2017 Processes  
Biofilms are spatially-structured communities of different microbes, which have a huge impact on both ecosystems and human life. Mathematical models are powerful tools for understanding the function and evolution of biofilms as diverse communities. In this article, we give a review of some recently-developed models focusing on the interactions of different species within a biofilm, the evolution of biofilm due to genetic and environmental causes and factors that affect the structure of a

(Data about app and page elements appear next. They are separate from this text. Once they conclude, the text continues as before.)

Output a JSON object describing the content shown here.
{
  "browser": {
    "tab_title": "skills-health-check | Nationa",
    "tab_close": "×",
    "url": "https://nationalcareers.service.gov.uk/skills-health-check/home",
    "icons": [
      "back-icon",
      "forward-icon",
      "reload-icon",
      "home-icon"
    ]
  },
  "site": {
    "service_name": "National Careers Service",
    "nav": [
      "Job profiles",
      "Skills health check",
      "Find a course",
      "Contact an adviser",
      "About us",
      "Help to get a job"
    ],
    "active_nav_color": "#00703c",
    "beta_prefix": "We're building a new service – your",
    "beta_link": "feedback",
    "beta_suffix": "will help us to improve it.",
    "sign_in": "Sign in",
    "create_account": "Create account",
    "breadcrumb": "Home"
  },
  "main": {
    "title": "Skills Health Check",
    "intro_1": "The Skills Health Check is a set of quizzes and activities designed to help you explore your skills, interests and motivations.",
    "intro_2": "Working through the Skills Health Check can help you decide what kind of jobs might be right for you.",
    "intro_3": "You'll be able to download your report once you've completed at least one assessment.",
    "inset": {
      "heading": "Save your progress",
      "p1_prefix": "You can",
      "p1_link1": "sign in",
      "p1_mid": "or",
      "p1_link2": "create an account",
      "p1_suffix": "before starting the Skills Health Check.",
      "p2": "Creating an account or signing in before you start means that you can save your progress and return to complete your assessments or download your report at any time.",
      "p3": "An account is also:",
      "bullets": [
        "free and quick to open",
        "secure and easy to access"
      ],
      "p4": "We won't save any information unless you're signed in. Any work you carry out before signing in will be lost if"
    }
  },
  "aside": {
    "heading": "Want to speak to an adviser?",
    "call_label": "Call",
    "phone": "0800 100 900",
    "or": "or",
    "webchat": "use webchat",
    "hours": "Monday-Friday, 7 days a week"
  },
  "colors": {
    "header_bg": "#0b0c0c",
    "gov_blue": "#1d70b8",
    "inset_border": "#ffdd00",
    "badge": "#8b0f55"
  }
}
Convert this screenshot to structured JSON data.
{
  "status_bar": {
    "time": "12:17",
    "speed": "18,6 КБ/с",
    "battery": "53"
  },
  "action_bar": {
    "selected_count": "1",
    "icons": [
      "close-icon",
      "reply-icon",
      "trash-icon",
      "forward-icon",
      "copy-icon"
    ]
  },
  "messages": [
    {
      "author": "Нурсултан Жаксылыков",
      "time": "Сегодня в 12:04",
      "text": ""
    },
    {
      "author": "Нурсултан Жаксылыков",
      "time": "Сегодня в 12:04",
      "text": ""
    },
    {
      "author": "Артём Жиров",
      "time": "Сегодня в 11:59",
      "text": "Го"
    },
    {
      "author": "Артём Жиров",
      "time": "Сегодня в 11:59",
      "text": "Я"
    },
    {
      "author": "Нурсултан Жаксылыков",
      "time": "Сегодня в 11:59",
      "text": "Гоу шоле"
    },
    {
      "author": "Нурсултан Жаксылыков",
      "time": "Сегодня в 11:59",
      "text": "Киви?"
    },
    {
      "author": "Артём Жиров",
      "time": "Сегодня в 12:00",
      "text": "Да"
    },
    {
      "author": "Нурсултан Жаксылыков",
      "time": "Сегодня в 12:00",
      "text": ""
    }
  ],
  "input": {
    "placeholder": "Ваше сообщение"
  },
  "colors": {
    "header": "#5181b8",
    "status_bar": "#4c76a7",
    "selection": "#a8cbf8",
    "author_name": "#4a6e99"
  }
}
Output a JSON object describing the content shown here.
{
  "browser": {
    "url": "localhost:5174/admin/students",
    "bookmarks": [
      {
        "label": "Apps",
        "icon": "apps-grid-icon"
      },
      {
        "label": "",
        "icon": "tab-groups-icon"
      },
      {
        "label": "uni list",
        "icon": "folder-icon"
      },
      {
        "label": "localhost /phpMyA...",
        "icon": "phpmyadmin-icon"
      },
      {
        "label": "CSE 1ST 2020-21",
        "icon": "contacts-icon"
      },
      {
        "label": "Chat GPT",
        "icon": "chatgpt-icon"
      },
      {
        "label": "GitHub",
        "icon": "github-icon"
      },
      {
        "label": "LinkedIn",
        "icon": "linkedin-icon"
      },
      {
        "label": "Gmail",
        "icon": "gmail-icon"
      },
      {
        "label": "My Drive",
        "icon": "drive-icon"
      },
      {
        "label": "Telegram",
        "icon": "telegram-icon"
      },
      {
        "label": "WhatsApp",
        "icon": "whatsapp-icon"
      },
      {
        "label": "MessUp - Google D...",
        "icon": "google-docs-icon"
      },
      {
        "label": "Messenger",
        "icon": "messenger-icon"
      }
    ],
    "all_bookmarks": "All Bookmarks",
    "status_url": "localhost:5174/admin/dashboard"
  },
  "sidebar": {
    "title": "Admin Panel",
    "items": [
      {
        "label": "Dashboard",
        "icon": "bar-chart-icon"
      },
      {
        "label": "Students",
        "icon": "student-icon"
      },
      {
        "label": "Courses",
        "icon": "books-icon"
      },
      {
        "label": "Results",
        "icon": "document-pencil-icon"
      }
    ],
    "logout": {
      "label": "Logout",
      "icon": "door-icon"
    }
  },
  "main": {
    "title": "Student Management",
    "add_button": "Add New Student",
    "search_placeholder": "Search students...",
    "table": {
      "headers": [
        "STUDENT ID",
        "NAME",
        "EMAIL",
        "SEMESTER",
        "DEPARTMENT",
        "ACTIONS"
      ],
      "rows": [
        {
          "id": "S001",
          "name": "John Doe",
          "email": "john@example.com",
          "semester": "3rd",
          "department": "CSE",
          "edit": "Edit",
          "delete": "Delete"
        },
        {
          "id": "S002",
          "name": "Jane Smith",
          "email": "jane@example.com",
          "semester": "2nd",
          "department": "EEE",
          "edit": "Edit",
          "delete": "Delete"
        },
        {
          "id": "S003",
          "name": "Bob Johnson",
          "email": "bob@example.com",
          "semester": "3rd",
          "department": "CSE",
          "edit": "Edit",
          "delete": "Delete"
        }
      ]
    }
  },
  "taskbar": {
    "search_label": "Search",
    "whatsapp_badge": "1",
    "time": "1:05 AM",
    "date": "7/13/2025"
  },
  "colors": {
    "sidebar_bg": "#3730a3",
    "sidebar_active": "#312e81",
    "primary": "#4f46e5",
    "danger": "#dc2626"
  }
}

more » ... . Processes 2017, 5, 5 2 of 17 tested by experiments. In this sense, progresses made in experimental and modeling research always promote the development of each other. Mathematical modeling of biofilm started in the 1970s with models studying substrate utilization and mass transport in a homogeneous slab of biofilm [4, 5] . In the 1980s, models including multispecies and the non-uniform distribution of different biomass types started to emerge [6,7], but they were still primarily for one space dimension and steady-state growth dynamics. Starting in the 1990s and up to today, aided by the fast advancement in computing power and better understanding of biofilms through experimental data, multidimensional, multispecies, multisubstrate models are being developed to incorporate realistic biofilm morphology, biofilm mechanics, interactions between biofilm and the environment and interactions between different species within a biofilm, as well as various time scales involved in biofilm-related processes [8] [9] [10] [11] [12] . There is a rich literature on the review of mathematical models for biofilms. A few representative ones are listed below. The IWAtask group gives an excellent review of mathematical modeling of biofilms [13] . The book explains the basic steps in creating a mathematical model, emphasizes that the "golden rule" of modeling is that "a model should be as simple as possible, and only as complex as needed" and presents the model derivation based on mass conservation in detail. Models are classified into analytical models (A), Pseudo-Analytic models (PA), Numerical one-dimensional (N1) and multi-dimensional Numerical models (N2 and N3). The features, definitions and equations, as well as the application of each type of model are discussed. The performances of all models for solving three characteristic benchmark problems are compared, which help identify the trade-offs inherent to using different types of models. The book also points out the significance of the definitions and units of model parameters. Klapper and Dockery [14] discuss how macroscale physical factors might influence the composition, structure and function of ecosystems within microbial communities from the modeling perspective and emphasizes that despite its difficulty and complexity, it is important to include the physical, chemical and biological processes at a variety of time and length scales in the model to fully understand the physiology and ecology of the microbial communities. Specific modeling aspects discussed include quorum sensing, growth, mechanics and antimicrobial tolerance mechanisms. Wang and Zhang [15] give a chronological review of some biofilm models developed from the 1980s to the early 2000s. Based on their dimensionality, the way in which diffusion is treated and the complexity in terms of the incorporation of the physics, chemistry and biological effects, models are classified into four main categories: one-dimensional continuum models, diffusion-limited aggregate models, continuum-discrete diffusion models and biofilm-fluid coupled models. In recent years, fast advancement in experimental technologies, such as microscopy and high-throughput sequencing, has provided an abundance of data at both the genetic and community level and helped researchers to understand biofilms much better. In particular, it is a common belief that biofilms should be viewed as spatially-structured communities of microbes, and the structure and function of the communities are determined by both the surrounding environment and the local interactions between different species within biofilms via complex metabolic networks [16] [17] [18] [19] [20] . To understand biofilms as a diverse community and the evolution of different species and its genetic causes, mathematical modeling again serves as a powerful tool. Experimental data with a high level of detail provide both opportunities and challenges for researchers working on biofilm modeling. On the one hand, there are more data available to improve conceptual understanding of biofilm and to compare with model predictions; on the other hand, more sophisticated models are demanded in order to accommodate the data. Song et al. [21] give a methodological review on mathematical modeling of microbial community dynamics. Widder et al. [22] address the challenges in building predictive models for understanding the function and dynamics of Microbial Communities (MCs). Several specific examples where model-experiment integration has already resulted in important insights into MC function and structure are discussed. These include inferring species interactions from proximal data, predicting species interactions using stoichiometric models and kinetic models for
doi:10.3390/pr5010005 fatcat:njuqrexcd5amjlcapdjh33ceju